So this course attempts to look at what makes effective (as opposed to good) coaching. So what have I learnt from Week 1? They introduced a formula for effective coaching which facilitates teacher change in order to improve student learning.
For teacher change that results in improved student learning and lasts:
- There needs to be a shared understanding of what effective instruction looks like and, preferably a common language for talking about that.
- Feedback must be focused, aligned with the shared vision, target high-leverage areas for growth, be supplemented with modelling and practice and have accountability built in
- The effectiveness of coaching will depend on the mindset of the teacher engaged in the coaching and whether they believe they have the ability to change or improve in the areas they need to change or improve in.
I'm particularly interested in the process of establishing a shared vision of what effective instruction looks like. In Singapore, they have guiding principles for teaching, which consist of a set of overarching principles about teaching which have been derived from the findings of research about children's learning from a range of fields, such as psychology, education, neuroscience. With these as their touchstone, providing deep conceptual understandings about teaching and learning, the teachers are able to make lessons focused on learning, personalised and student-centred, in a range of subjects and disciplines.
I was recently at a workshop with Ban Har, a leading expert in professional development in Singapore, who, when I asked him what he thought the key was to effective professional learning, cited common guiding principles for teaching and learning, research-based and accountable to evidence, which form the basis of all professional discussions. In fact, he said, with that, teachers were not only able to engage in discussions that worked in a similar way to the coaching described above regularly and easily, but did it without even realising.

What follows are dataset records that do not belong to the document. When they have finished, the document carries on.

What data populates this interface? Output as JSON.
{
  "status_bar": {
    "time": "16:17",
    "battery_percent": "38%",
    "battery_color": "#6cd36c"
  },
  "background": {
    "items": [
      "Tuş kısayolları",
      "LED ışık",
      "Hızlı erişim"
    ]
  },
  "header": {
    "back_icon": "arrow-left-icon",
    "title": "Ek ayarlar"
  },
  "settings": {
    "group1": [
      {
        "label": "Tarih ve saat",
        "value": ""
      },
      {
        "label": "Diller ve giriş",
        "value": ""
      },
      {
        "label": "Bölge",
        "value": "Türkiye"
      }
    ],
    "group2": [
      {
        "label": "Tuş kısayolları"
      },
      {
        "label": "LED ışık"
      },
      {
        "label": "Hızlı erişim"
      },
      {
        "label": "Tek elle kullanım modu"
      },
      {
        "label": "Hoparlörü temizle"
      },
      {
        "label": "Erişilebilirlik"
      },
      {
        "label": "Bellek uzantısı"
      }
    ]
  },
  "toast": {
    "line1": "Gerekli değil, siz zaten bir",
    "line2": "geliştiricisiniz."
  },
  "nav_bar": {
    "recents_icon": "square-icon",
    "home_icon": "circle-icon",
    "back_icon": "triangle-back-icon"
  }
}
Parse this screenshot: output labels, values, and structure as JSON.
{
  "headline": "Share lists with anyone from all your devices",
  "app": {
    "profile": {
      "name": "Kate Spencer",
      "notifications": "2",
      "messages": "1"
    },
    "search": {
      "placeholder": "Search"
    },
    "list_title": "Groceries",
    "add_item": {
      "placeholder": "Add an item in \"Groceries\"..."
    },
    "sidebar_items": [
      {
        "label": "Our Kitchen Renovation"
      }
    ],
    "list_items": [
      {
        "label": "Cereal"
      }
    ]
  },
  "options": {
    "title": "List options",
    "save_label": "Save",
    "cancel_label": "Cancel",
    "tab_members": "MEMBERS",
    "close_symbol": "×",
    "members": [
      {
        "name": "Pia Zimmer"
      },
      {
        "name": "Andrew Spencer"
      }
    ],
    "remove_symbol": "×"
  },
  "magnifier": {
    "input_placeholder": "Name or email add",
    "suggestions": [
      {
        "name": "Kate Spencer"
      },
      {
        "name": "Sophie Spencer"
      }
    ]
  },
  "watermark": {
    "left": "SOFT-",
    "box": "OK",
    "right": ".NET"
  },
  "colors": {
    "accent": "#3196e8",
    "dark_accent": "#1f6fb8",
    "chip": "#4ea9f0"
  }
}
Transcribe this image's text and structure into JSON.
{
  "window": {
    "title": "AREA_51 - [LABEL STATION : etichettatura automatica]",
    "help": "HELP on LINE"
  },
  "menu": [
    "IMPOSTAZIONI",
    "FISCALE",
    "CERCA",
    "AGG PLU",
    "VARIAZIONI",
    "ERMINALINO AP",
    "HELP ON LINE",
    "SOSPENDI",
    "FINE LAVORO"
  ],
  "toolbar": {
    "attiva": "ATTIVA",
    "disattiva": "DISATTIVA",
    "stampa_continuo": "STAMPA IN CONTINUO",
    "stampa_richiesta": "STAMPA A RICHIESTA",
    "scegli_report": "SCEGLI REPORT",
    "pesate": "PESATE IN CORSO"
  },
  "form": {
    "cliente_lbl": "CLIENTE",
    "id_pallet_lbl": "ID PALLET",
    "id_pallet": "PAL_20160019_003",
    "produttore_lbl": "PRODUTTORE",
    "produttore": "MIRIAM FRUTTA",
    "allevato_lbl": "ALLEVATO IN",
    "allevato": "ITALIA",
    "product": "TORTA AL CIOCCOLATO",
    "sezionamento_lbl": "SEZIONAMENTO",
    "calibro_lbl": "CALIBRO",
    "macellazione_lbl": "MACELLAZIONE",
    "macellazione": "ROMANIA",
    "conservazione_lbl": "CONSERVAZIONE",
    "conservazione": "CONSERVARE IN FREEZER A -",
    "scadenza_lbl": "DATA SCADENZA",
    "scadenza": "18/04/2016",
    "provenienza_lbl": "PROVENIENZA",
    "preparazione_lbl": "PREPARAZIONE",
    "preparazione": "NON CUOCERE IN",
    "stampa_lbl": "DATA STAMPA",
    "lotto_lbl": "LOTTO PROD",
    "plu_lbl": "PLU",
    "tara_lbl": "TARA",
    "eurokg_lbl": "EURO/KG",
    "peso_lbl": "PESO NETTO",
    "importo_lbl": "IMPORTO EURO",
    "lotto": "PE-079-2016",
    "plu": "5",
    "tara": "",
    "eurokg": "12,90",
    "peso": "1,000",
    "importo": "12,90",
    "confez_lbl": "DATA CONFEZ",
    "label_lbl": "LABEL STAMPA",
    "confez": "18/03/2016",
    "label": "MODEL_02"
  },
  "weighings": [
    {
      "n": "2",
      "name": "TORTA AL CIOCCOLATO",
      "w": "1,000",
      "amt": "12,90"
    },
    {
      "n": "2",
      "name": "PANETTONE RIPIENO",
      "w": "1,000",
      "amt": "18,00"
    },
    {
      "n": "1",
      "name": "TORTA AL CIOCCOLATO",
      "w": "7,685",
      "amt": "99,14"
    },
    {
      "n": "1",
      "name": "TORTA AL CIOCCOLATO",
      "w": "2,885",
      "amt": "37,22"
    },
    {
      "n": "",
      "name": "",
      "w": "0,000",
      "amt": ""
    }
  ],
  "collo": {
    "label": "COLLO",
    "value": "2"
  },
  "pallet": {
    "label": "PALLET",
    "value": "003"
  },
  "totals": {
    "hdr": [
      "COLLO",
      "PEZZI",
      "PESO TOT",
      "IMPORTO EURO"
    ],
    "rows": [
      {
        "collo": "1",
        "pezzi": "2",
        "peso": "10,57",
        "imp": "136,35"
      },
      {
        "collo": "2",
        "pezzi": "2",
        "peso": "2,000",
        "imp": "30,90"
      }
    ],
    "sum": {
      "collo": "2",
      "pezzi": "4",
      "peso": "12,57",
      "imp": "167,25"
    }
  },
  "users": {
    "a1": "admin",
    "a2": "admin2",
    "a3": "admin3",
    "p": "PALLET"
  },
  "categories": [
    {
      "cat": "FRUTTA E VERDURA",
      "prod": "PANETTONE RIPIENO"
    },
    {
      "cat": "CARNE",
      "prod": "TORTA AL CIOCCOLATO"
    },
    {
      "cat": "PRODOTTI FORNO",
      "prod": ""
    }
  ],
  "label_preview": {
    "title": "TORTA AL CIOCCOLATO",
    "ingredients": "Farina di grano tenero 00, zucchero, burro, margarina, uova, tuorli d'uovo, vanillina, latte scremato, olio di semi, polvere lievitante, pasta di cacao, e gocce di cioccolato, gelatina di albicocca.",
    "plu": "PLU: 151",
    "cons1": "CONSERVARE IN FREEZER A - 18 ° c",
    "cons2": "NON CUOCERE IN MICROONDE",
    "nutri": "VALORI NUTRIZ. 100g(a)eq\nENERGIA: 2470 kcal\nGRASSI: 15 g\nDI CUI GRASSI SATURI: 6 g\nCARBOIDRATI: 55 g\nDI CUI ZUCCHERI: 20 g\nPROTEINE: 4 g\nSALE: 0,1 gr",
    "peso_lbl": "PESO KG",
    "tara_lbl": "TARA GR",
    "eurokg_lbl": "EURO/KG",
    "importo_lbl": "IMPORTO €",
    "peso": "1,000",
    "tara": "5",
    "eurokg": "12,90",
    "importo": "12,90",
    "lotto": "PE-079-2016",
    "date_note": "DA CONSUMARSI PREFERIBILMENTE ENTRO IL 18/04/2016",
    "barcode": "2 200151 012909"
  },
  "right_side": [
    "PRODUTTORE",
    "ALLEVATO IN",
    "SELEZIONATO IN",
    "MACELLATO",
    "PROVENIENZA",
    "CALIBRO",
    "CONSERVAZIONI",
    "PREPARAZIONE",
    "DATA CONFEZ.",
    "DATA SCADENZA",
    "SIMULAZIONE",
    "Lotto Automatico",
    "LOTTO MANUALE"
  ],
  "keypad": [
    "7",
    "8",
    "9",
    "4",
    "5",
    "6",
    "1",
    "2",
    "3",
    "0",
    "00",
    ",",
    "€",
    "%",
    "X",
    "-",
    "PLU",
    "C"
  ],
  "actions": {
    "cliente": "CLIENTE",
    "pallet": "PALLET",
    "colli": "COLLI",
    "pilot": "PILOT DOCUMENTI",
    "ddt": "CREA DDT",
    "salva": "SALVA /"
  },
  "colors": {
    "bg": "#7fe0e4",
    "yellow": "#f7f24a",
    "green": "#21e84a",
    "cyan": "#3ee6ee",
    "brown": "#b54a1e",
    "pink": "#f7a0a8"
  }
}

Of course, there are issues of teacher autonomy and democracy and avoiding group think etc to be considered. But I think they're on to something.